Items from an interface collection
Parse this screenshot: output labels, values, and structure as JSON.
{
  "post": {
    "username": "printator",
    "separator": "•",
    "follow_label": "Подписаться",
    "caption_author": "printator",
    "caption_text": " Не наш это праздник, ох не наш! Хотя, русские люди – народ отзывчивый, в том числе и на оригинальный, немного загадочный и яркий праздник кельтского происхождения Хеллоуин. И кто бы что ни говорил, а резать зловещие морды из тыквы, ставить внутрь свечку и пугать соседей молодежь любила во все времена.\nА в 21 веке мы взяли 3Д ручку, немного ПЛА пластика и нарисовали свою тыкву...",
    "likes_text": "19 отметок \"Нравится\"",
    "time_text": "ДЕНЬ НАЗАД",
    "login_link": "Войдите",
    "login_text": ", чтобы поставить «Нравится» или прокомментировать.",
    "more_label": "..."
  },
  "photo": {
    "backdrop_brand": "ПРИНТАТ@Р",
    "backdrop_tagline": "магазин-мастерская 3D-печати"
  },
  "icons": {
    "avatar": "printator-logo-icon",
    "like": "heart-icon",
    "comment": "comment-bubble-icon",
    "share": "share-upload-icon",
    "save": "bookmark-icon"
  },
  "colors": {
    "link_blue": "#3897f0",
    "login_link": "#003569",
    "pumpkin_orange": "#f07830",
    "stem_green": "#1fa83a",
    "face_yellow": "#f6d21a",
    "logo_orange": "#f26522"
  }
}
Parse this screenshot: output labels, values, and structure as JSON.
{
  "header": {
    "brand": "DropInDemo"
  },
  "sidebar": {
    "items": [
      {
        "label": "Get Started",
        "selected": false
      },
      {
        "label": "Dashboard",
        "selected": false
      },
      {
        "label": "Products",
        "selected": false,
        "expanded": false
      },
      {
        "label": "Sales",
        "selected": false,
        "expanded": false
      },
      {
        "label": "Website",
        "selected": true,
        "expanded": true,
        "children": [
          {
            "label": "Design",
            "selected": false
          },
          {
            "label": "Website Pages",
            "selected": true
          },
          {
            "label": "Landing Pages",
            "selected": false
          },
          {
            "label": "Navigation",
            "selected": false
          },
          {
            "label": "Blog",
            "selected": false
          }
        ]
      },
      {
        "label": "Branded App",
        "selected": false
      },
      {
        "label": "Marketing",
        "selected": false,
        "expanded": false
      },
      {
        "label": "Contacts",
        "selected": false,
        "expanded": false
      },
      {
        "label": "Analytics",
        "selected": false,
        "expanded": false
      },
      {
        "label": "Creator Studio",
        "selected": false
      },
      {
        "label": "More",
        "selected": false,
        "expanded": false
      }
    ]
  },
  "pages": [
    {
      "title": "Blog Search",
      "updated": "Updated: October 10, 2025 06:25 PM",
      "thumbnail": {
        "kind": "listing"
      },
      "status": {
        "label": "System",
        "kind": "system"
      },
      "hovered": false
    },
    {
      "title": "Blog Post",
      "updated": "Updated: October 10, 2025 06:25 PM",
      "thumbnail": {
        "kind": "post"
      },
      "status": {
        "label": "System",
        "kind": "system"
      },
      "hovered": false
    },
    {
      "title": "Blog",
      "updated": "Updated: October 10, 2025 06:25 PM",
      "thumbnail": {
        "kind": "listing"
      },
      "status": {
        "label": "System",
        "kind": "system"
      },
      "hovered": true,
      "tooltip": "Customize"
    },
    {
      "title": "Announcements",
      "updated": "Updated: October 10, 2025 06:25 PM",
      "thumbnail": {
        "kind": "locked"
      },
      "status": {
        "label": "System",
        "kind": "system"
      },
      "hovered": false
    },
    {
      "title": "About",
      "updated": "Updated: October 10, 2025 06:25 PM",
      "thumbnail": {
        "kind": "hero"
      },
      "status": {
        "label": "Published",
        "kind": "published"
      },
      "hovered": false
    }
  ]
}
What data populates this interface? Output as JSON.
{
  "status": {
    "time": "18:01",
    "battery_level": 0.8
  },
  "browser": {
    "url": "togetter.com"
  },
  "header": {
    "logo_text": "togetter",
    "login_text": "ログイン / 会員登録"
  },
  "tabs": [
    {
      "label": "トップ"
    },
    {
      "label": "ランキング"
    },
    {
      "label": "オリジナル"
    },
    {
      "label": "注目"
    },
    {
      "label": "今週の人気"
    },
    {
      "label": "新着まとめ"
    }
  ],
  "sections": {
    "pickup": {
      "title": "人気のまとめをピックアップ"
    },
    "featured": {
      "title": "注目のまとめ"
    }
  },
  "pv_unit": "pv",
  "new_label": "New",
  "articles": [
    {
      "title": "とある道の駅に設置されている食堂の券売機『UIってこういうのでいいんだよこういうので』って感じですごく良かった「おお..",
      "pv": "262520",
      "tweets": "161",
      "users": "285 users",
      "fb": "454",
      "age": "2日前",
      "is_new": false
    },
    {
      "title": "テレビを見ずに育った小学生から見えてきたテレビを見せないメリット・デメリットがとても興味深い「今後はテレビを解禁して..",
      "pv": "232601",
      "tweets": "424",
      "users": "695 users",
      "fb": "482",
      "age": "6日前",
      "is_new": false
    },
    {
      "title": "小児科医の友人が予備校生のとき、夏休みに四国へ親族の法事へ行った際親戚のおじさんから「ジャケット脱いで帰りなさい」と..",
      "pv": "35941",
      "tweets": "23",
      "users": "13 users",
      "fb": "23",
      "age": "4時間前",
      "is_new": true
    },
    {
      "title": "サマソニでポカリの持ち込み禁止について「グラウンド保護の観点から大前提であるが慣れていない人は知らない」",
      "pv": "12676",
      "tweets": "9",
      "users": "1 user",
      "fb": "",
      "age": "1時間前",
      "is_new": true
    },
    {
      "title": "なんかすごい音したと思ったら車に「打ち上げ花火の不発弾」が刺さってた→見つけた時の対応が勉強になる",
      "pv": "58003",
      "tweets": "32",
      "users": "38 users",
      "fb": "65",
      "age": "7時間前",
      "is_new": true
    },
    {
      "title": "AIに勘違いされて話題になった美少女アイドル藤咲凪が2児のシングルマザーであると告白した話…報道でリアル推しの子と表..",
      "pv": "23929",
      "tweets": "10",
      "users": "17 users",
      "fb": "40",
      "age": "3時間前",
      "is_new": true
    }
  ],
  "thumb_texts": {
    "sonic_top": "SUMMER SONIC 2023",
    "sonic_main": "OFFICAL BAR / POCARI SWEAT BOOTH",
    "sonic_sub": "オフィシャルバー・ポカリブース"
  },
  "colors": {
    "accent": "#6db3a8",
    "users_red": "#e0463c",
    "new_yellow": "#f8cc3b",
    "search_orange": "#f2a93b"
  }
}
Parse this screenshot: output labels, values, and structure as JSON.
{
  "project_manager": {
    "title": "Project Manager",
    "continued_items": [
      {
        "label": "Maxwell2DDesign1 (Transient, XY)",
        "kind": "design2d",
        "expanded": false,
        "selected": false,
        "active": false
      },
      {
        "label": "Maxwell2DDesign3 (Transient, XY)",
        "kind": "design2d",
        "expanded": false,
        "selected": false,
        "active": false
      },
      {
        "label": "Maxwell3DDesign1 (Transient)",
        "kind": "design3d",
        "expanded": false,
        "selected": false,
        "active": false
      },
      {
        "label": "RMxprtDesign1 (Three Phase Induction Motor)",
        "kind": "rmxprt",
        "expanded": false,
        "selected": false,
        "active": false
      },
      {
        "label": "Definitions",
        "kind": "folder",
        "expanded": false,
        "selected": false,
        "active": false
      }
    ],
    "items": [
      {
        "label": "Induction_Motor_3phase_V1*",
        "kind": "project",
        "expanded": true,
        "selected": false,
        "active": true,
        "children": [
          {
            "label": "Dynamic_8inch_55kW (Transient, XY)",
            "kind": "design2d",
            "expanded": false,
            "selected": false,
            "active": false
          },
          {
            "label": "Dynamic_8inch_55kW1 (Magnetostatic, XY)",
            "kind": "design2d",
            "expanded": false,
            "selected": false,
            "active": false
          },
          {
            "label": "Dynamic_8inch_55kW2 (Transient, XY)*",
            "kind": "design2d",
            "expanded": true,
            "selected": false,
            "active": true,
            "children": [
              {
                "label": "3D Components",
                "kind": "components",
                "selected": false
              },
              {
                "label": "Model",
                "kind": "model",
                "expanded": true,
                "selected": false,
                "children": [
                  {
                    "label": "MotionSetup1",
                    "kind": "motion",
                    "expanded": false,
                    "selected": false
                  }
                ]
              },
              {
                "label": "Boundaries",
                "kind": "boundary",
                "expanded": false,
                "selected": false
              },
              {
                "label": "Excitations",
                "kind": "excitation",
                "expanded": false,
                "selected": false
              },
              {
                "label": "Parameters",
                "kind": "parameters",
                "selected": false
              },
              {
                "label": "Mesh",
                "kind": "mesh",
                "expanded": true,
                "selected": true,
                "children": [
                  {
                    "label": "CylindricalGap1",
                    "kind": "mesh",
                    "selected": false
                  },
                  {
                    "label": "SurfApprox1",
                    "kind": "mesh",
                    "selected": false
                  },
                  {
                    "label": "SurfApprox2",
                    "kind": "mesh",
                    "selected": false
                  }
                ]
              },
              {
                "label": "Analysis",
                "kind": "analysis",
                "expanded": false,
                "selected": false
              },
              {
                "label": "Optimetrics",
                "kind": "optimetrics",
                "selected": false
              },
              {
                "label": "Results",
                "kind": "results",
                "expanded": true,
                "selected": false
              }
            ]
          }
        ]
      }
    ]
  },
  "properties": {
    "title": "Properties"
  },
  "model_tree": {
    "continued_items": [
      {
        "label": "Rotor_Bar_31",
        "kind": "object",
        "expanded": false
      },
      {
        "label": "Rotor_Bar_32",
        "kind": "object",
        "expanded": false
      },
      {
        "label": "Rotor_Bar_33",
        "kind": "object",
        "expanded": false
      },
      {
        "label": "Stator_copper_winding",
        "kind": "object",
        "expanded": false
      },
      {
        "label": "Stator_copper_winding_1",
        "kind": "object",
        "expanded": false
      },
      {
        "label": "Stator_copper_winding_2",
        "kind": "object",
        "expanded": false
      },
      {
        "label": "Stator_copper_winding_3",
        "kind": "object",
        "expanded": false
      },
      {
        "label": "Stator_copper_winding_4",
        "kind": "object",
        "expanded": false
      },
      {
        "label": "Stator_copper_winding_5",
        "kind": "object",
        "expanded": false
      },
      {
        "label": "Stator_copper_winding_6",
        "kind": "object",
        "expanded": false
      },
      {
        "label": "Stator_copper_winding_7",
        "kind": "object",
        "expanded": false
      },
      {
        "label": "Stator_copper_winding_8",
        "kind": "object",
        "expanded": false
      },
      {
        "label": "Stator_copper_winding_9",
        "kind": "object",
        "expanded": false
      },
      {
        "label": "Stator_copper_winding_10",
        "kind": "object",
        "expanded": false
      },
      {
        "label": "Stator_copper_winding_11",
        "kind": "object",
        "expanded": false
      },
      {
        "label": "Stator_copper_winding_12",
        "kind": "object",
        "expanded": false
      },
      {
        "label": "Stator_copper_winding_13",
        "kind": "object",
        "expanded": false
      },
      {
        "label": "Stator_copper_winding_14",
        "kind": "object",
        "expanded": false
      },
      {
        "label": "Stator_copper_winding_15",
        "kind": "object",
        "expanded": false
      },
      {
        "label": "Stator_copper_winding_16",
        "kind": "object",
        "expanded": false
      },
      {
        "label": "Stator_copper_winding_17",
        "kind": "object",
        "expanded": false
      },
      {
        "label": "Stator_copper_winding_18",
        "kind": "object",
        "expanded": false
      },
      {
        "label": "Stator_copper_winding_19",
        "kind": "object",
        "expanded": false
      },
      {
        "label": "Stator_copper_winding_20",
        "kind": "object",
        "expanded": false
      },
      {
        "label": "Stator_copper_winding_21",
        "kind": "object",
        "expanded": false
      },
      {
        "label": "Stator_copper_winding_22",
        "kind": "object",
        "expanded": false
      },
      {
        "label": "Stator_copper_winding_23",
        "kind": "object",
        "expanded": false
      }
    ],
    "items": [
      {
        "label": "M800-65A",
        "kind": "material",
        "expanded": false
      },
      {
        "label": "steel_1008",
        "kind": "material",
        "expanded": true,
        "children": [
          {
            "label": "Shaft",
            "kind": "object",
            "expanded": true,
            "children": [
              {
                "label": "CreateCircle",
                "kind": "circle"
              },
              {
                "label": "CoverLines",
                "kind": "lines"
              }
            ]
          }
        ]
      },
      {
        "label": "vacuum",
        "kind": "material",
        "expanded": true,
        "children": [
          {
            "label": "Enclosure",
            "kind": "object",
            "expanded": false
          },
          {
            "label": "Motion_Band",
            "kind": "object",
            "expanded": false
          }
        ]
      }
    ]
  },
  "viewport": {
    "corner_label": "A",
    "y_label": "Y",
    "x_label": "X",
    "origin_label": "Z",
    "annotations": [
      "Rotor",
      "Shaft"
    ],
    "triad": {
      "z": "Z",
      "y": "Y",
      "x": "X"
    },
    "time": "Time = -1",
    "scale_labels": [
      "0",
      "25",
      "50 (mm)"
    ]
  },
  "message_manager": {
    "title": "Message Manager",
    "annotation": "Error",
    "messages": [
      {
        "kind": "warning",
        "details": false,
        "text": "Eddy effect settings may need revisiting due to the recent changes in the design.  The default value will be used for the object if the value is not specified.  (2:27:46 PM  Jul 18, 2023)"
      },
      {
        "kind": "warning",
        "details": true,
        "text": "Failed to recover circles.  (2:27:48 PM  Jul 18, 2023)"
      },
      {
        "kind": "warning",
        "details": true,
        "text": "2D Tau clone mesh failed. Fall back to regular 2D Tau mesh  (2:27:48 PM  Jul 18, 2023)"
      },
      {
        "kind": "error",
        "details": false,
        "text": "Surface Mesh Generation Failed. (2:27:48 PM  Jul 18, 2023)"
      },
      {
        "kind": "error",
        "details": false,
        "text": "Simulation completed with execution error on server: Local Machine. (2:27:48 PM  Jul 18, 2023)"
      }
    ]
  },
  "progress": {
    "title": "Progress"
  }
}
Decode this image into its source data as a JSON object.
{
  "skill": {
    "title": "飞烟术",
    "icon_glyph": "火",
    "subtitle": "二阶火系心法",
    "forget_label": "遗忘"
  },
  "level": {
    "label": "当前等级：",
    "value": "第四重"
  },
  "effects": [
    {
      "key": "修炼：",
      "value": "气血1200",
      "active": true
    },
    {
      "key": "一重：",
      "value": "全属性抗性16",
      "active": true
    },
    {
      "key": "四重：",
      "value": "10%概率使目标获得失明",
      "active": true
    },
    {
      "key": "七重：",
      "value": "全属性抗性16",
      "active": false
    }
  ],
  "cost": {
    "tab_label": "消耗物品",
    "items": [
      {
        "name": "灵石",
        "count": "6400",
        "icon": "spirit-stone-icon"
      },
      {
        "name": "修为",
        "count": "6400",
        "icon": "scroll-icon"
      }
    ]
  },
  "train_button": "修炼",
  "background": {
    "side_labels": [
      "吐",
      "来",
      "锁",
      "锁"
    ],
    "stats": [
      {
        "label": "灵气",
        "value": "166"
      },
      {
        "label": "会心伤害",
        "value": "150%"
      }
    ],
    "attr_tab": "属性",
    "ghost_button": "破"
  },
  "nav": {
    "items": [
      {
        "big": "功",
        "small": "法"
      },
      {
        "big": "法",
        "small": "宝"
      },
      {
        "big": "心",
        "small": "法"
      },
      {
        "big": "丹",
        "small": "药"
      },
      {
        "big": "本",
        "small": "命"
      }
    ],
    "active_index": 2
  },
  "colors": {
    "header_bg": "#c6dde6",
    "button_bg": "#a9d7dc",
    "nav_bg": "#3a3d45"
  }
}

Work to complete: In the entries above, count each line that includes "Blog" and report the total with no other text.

Solution: 4